Verbs are words that descibe actions. For instance in the sentence, "the dog ran across the road," the word "ran" is a example of a verb. Anaureth verbs are a complex area in Anaureth grammar with a conjugation scheme that allows for X tenses, X moods, X aspect and X voice. Verbs are conjugated by isolating the stem of the verb and adding the ending. The ending depends on the tense, aspect, mood and the voice of the verb.
The tense is used to express the time when an action occured. Anaureth has five tenses. The tenses include the past tense, which indicate actions that occured in the past; the present-tense, which indicates actions that occured in the present; the aorist tense, which is used as an alternative present tense; the near-future tense, which indicates actions that will occure within the next few weeks, months, and years; and the future-tense, which indicates actions that will occure in some years time. The following inflictions are added at the end of a verb, as a suffix.
The aspect is similar to tense in that it helps to describe the time when the action occured. The Aspect is divided into past and present active. The past active includes subjects such as the past simple, which indicates an action that took place in the past (I ate); the past progressive, which indicates an action took place in the past (I was eating); the past perfict, which indicates an action that was completed in the past with respect to the past (I had eaten); and the past perfict progressive, which indicates an action that was completed recently with resepct to the past (I had been eating).
The present active includes subjects such as the present simple, which indicates an action that occured in the past and continues to the present (I eat); the present progressive, which indicates an incomplete action that is currently occuring (I was eating); the present perfict, which indicates a completed action with resepect to the present (I had eaten); and the present perfict progressive, which indicates an action that was completed recently in resepect to the present (I had been eating).

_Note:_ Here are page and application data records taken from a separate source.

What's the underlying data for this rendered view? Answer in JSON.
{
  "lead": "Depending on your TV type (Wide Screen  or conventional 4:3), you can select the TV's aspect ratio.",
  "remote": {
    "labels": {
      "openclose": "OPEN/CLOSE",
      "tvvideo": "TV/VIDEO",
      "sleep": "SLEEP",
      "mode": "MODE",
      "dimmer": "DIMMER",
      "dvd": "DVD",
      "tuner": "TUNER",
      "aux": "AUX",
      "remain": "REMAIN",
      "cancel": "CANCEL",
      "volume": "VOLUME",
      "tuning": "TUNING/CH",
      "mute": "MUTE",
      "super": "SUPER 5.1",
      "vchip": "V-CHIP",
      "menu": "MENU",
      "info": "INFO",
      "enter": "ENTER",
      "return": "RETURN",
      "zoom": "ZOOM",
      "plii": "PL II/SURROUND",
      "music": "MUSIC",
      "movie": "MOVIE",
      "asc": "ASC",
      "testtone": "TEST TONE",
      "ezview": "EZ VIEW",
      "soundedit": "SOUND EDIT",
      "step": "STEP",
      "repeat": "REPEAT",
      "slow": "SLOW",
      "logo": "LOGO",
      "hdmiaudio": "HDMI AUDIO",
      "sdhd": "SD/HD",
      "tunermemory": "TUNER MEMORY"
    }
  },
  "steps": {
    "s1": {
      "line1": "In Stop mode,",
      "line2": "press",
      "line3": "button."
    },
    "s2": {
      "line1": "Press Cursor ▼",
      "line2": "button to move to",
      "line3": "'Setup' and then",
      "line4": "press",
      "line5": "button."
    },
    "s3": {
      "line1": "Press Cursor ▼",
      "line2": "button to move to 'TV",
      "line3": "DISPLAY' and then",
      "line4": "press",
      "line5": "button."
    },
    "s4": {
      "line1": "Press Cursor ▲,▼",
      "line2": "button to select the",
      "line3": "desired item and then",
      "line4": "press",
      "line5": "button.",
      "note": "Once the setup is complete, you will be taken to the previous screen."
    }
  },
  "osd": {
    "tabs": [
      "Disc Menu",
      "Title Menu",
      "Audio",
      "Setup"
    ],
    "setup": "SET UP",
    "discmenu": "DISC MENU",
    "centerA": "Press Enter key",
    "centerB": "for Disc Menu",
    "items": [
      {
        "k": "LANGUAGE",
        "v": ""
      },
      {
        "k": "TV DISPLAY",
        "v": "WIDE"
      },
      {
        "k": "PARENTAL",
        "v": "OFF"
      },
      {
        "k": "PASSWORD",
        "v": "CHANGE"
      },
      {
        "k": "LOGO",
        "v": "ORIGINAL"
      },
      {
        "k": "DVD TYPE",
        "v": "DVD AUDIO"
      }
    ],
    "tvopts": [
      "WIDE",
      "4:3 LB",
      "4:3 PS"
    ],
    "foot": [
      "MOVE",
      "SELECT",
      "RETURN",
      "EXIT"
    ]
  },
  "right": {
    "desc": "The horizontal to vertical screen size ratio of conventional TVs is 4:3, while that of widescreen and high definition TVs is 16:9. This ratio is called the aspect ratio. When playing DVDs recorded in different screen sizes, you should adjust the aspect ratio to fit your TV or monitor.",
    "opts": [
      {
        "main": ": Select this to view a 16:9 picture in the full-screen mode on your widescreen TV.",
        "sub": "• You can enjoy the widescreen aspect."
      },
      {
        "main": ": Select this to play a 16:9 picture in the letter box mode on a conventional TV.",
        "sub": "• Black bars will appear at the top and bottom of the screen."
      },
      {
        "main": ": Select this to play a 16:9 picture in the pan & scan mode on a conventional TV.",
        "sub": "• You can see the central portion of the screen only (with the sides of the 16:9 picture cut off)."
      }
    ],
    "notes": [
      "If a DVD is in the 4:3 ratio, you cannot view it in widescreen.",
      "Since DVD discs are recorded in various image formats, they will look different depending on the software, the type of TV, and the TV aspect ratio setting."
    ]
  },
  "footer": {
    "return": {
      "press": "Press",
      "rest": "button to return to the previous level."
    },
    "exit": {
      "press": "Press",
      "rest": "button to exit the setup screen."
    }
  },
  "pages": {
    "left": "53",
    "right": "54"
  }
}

The Aspect does not have a verb ending. Instead the Aspect is indicated by prepositions which are inflicted to show past, present, and future.
The Mood includes subjects such as the indicative, which indicates statements and questions; the conditional, which indicates that the action expressed by the verb may not actually happen; the imperitive, which indicates commands; the operative, which indicates hopes or wishes; the potential, which indicates that the action expressed by the verb is likely to happen although it's not certain; and the eventive, which is a combination of the potential and the conditional.
The voice indicates the relationship between the action (or state) that the verb expresses and the participants identified by it's arguments (subject, object etc.) In Anauran there are two types of voice: the active, and passive voice. The active voice, indicates the agent of the verb; and the passive voice, indicates the subject is the target of the verb. This has been demonstrated in the sentences below:
For example, in the sentence:
- The cat ate the mouse.
the verb "ate" is in the active voice, whilst in the sentence:
- The mouse was eaten by the cat.
the phrase "was eaten" is in the passive voice.
Adverbs describe how, when, and where an action took place. For example in the sentence, "Jane drives slowly," the word "slowly" is an adverb. Adverbs are formed from basic verbal roots which are then given the infliction /ra/.